View Full Version : Question, What is the configd file?

Mar 30, 2008, 01:21 PM
What is the configd file and what does it do?

Mar 30, 2008, 11:16 PM
the configd daemon appears to be a sort of clearing house for notifying other parts of the system about configuration changes. It seems to cover network config, system preferences, etc. It should always be running and you shouldn't need to interact with it.

For more, run:
man configd

from the terminal.


Mar 31, 2008, 11:15 AM

Thanks for the reply Lee, I will use the terminal man from now on as one of my sources to help determine what some of the processes do. This file notified me of recent changes on my Mac by a foreign IP.

Here is what the Terminal Man command gives me about what the configd file does DESCRIPTION
The configd daemon is responsible for many configuration aspects of the
local system. configd maintains data reflecting the desired and current
state of the system, provides notifications to applications when this
data changes, and hosts a number of configuration agents in the form of
loadable bundles.

Each configuration agent is responsible for a well-defined aspect of con-
figuration management. The agents look to one or more input sources
(preferences, low-level kernel events, configd notifications, etc) and,
through a set of policy modules, interacts with the system to establish
the desired operational configuration.

Access to the data maintained by configd is via the SystemConfigura-
tion.framework SCDynamicStore APIs.

In short it seems to be a config file for the Mac

1. I am just so frustrated right now. I opened a port through IRC Chat about a month ago, and someone came through. I had all my backups on a Internal second hard drive inside the computer, (another huge mistake.) I posted a while back and don't think many believed me about what happened. The Mac is not invincible, especially when I did something so idiotic as open that port and let this person in ( without knowing). I pretty much have had nothing but problems ever since! I have reformatted so many times but I think whenever I put my files back on that something must have been added to my internal backup files so it just keeps getting put back on after I reinstall.

2. I wish I new more about the processes of the computer in the background, kind of like what the Apple Techs know,(I know not realistic) there are so many and programmers spend their lives acquiring their skills. One of the programmers in the Mac Rumors forum told me that even their knowledge of the Apple core code and processes was limited to what they gathered from talking to Apple Programmers, other programmers and online.

I am at wits end.
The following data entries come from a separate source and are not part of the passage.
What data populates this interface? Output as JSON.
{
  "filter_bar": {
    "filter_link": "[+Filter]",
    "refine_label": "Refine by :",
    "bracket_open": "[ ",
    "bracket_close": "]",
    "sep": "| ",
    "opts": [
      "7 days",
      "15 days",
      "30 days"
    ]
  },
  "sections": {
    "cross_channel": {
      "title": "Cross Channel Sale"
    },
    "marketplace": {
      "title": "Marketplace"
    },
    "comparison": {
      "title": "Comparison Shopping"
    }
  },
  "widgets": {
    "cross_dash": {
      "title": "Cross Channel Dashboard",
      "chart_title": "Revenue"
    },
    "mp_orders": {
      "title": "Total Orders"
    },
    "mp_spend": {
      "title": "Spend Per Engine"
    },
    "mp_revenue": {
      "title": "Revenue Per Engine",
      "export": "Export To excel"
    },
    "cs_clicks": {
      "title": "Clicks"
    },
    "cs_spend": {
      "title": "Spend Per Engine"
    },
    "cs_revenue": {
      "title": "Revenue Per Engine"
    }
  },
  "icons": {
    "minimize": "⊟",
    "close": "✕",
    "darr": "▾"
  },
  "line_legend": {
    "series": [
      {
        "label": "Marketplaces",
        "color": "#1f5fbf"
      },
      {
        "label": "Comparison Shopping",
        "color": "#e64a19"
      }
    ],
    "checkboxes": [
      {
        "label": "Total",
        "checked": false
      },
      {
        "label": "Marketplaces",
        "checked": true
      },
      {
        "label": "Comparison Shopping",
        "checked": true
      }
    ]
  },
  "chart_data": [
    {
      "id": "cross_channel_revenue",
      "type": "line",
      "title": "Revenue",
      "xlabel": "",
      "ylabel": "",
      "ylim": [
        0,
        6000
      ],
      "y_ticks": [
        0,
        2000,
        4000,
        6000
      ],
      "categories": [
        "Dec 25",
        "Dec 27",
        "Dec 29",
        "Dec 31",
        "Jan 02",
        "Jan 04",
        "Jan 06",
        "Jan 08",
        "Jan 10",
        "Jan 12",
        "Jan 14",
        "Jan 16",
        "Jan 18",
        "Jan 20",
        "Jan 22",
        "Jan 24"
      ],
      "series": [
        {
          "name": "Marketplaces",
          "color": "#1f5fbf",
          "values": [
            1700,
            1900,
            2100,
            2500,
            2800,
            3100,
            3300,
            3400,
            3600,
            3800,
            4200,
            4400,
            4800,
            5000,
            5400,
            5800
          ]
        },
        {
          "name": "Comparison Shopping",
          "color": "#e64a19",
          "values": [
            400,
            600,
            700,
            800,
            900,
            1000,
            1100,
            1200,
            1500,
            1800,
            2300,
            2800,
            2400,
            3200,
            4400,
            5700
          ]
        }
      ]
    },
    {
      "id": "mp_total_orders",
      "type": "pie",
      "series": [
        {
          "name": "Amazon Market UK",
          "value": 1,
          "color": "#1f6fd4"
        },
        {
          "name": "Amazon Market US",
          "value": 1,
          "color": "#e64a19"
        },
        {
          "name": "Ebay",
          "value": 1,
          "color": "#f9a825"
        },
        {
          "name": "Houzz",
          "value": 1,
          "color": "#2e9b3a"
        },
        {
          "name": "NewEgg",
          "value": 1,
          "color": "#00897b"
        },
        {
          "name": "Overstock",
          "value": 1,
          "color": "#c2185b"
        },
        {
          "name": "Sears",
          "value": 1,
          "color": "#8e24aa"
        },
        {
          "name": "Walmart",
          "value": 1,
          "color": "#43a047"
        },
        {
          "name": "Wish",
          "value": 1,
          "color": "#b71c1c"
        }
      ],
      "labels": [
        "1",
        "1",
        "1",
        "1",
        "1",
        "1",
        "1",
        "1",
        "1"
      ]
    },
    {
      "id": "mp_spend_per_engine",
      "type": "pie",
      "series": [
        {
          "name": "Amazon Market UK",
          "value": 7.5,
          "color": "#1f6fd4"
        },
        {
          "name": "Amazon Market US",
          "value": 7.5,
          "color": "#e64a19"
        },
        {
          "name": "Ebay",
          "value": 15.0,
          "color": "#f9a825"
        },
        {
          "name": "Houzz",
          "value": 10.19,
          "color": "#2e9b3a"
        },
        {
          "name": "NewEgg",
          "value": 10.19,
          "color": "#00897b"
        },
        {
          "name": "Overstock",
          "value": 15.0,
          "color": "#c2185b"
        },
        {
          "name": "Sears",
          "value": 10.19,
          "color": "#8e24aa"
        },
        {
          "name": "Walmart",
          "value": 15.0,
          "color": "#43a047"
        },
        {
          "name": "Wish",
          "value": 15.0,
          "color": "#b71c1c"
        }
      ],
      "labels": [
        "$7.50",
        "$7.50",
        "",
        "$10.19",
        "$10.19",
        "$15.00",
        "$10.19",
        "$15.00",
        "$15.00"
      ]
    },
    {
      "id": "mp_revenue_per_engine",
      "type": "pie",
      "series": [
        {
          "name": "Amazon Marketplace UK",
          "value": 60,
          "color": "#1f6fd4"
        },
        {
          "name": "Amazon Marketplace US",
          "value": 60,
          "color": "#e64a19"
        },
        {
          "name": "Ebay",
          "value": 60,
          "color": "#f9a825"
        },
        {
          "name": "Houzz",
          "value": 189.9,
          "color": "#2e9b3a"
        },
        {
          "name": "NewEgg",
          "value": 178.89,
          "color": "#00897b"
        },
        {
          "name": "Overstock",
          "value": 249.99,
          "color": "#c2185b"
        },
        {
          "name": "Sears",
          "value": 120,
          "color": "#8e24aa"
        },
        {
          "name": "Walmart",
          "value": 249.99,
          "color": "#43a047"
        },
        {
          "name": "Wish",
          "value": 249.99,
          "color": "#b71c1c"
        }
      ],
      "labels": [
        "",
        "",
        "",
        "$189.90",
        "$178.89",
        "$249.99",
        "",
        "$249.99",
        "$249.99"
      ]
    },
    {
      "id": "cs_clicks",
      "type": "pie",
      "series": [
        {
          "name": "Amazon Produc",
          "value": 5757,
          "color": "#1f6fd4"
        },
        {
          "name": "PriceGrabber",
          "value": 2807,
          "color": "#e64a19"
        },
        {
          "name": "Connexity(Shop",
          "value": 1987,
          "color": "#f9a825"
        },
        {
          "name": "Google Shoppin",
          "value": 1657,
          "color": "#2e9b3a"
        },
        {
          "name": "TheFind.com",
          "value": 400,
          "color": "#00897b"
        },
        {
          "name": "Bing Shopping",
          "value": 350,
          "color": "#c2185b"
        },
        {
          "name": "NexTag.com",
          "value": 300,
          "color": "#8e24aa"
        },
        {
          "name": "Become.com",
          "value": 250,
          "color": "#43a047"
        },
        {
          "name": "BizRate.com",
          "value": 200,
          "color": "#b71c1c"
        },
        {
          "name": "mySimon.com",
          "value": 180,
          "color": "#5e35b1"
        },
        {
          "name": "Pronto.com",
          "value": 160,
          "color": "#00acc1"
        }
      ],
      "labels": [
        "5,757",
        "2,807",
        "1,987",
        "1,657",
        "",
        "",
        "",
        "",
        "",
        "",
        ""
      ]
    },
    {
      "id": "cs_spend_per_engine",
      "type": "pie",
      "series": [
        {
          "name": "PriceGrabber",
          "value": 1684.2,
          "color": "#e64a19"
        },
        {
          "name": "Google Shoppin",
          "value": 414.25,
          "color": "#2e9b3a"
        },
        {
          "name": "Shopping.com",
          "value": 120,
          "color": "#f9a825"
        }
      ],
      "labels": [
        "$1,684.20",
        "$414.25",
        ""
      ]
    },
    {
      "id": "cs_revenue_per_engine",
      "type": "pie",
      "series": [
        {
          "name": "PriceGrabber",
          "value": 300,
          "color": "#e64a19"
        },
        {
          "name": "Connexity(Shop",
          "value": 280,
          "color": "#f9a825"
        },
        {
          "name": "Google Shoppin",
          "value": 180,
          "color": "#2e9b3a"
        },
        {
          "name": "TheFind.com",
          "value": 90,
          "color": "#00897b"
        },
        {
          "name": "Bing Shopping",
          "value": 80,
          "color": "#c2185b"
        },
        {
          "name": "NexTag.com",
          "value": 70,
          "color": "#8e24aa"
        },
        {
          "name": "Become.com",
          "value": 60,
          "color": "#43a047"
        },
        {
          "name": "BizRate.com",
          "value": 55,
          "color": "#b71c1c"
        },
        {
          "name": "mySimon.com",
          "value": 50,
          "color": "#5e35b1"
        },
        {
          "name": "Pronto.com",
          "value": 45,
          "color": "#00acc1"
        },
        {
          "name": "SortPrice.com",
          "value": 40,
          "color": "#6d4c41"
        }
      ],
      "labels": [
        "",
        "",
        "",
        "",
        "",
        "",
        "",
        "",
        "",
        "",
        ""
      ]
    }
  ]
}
Someone I know that does IT for a living and uses Macs for the most part is coming over tonight to look at my computers, hopefully we can figure out what is going on.

Mar 31, 2008, 11:54 AM
Did you install OS X from scratch and try to use it before copying over old files?

IF you have a compromised file somewhere it wouldn't get re-installed unless you copied it over immediately after reinstalling OS X.

And don't use an Administrator account for daily use or do what people on IRC tell you do to your system.

Mar 31, 2008, 11:58 AM
... or do what people on IRC tell you do to your system.

That made me laugh :)

Mar 31, 2008, 01:07 PM
I think the hardest lesson I have had to learn about the internet is that it is the Wild West out there. People would sooner shoot you if you put yourself in the wrong situation.


I guess it is funny if you have learned this lesson from others or learned this without having to experience it for yourself. But trust me, it is not funny when you have to learn this lesson the hard way, experience it ;)


Yea, I have done a clean install. Waited and then put the files back on my computer. I did not realize how open you leave yourself when using IRC Chat. I know without someone seeing what is going on that knows the background processes it is going to be very hard for me to figure out what has been compromised and how to secure my computer completely. I just wish I could hit the rewind button.